• ABOUT THIS EXERCISE:
Return all lines below containing the word "label".

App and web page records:
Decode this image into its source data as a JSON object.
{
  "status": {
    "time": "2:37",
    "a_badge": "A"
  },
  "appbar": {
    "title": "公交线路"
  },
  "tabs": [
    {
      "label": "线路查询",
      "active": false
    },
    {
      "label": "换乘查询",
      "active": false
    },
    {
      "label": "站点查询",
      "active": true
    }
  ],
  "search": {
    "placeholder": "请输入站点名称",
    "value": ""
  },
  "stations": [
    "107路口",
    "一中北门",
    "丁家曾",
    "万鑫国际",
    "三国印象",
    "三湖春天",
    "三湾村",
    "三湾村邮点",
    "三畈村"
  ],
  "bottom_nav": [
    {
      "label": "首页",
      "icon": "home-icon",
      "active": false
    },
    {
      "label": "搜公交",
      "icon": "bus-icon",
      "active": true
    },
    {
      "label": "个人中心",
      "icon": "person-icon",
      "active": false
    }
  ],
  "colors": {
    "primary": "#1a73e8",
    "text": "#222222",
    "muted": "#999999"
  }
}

• SOLUTION TO THE PROBLEM:
      "label": "线路查询",
      "label": "换乘查询",
      "label": "站点查询",
      "label": "首页",
      "label": "搜公交",
      "label": "个人中心",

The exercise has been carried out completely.